**WHAT IS BEING ASKED**
Write the data out again, character for character, with no images.

**Stored dataset items**
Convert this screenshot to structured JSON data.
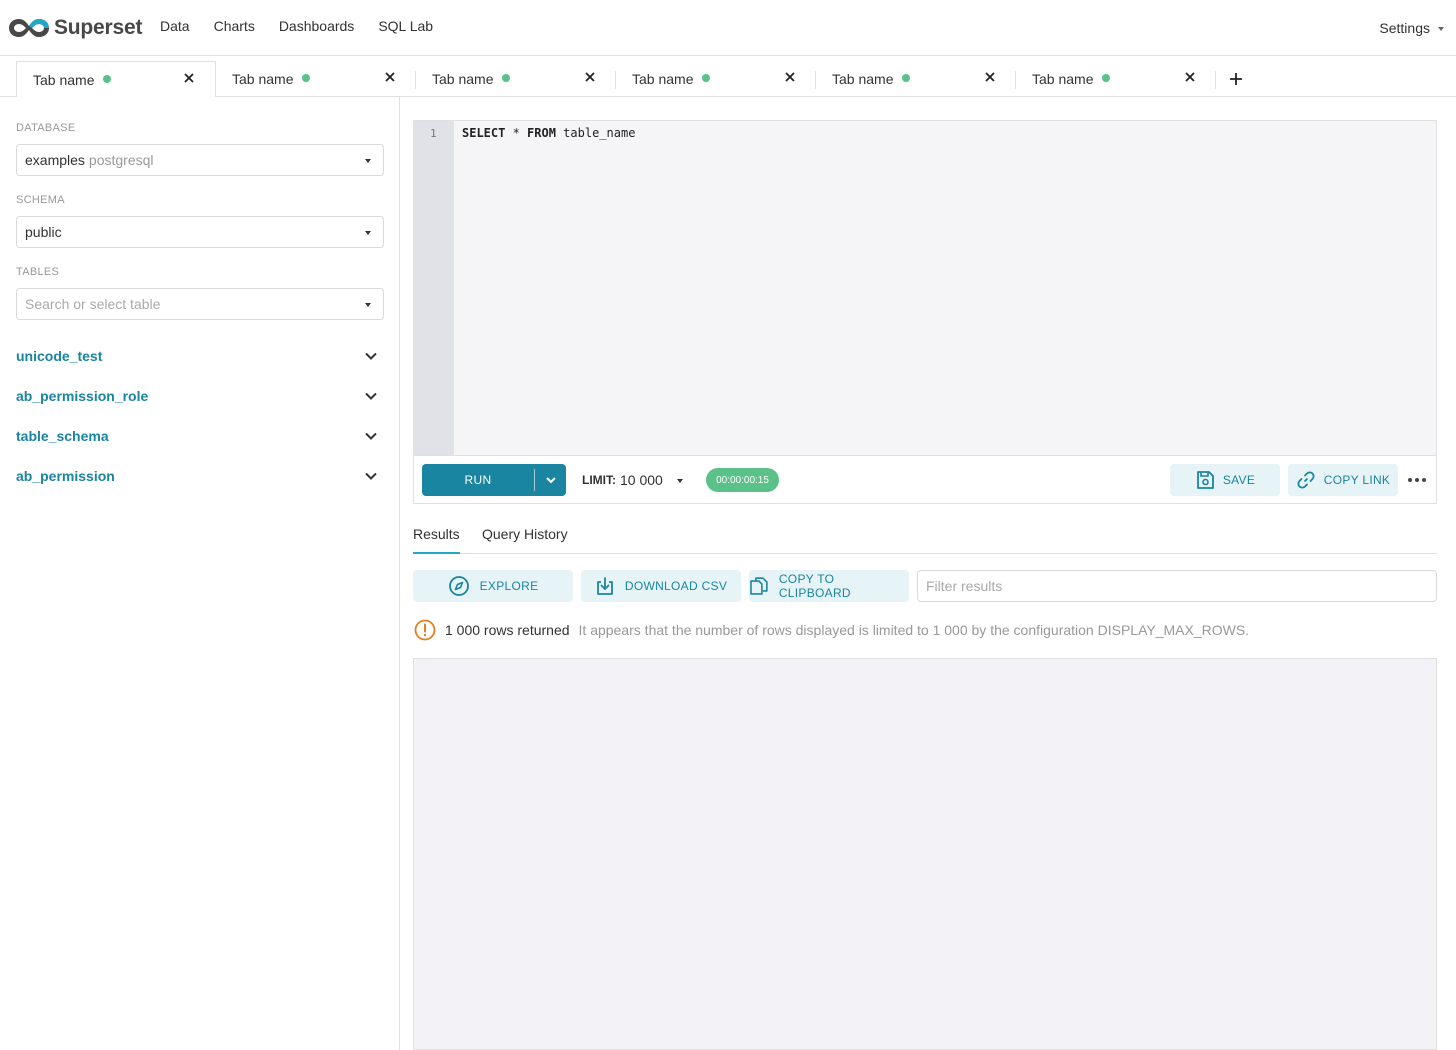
{
  "navbar": {
    "brand": "Superset",
    "links": [
      "Data",
      "Charts",
      "Dashboards",
      "SQL Lab"
    ],
    "settings": "Settings"
  },
  "tabs": [
    {
      "label": "Tab name",
      "active": true
    },
    {
      "label": "Tab name",
      "active": false
    },
    {
      "label": "Tab name",
      "active": false
    },
    {
      "label": "Tab name",
      "active": false
    },
    {
      "label": "Tab name",
      "active": false
    },
    {
      "label": "Tab name",
      "active": false
    }
  ],
  "left": {
    "database_label": "DATABASE",
    "database_value": "examples",
    "database_type": "postgresql",
    "schema_label": "SCHEMA",
    "schema_value": "public",
    "tables_label": "TABLES",
    "tables_placeholder": "Search or select table",
    "tables": [
      "unicode_test",
      "ab_permission_role",
      "table_schema",
      "ab_permission"
    ]
  },
  "editor": {
    "line": "1",
    "keyword1": "SELECT",
    "star": " * ",
    "keyword2": "FROM",
    "rest": " table_name"
  },
  "toolbar": {
    "run": "RUN",
    "limit_label": "LIMIT:",
    "limit_value": "10 000",
    "timer": "00:00:00:15",
    "save": "SAVE",
    "copy_link": "COPY LINK"
  },
  "results": {
    "tab_results": "Results",
    "tab_history": "Query History",
    "explore": "EXPLORE",
    "download_csv": "DOWNLOAD CSV",
    "copy_clipboard": "COPY TO CLIPBOARD",
    "filter_placeholder": "Filter results",
    "rows_returned": "1 000 rows returned",
    "limit_message": "It appears that the number of rows displayed is limited to 1 000 by the configuration DISPLAY_MAX_ROWS."
  },
  "colors": {
    "brand": "#1a85a0",
    "status_green": "#5ac189",
    "warning": "#e67e22"
  }
}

**OUTPUT OF THE TASK**
Convert this screenshot to structured JSON data.
{
  "navbar": {
    "brand": "Superset",
    "links": [
      "Data",
      "Charts",
      "Dashboards",
      "SQL Lab"
    ],
    "settings": "Settings"
  },
  "tabs": [
    {
      "label": "Tab name",
      "active": true
    },
    {
      "label": "Tab name",
      "active": false
    },
    {
      "label": "Tab name",
      "active": false
    },
    {
      "label": "Tab name",
      "active": false
    },
    {
      "label": "Tab name",
      "active": false
    },
    {
      "label": "Tab name",
      "active": false
    }
  ],
  "left": {
    "database_label": "DATABASE",
    "database_value": "examples",
    "database_type": "postgresql",
    "schema_label": "SCHEMA",
    "schema_value": "public",
    "tables_label": "TABLES",
    "tables_placeholder": "Search or select table",
    "tables": [
      "unicode_test",
      "ab_permission_role",
      "table_schema",
      "ab_permission"
    ]
  },
  "editor": {
    "line": "1",
    "keyword1": "SELECT",
    "star": " * ",
    "keyword2": "FROM",
    "rest": " table_name"
  },
  "toolbar": {
    "run": "RUN",
    "limit_label": "LIMIT:",
    "limit_value": "10 000",
    "timer": "00:00:00:15",
    "save": "SAVE",
    "copy_link": "COPY LINK"
  },
  "results": {
    "tab_results": "Results",
    "tab_history": "Query History",
    "explore": "EXPLORE",
    "download_csv": "DOWNLOAD CSV",
    "copy_clipboard": "COPY TO CLIPBOARD",
    "filter_placeholder": "Filter results",
    "rows_returned": "1 000 rows returned",
    "limit_message": "It appears that the number of rows displayed is limited to 1 000 by the configuration DISPLAY_MAX_ROWS."
  },
  "colors": {
    "brand": "#1a85a0",
    "status_green": "#5ac189",
    "warning": "#e67e22"
  }
}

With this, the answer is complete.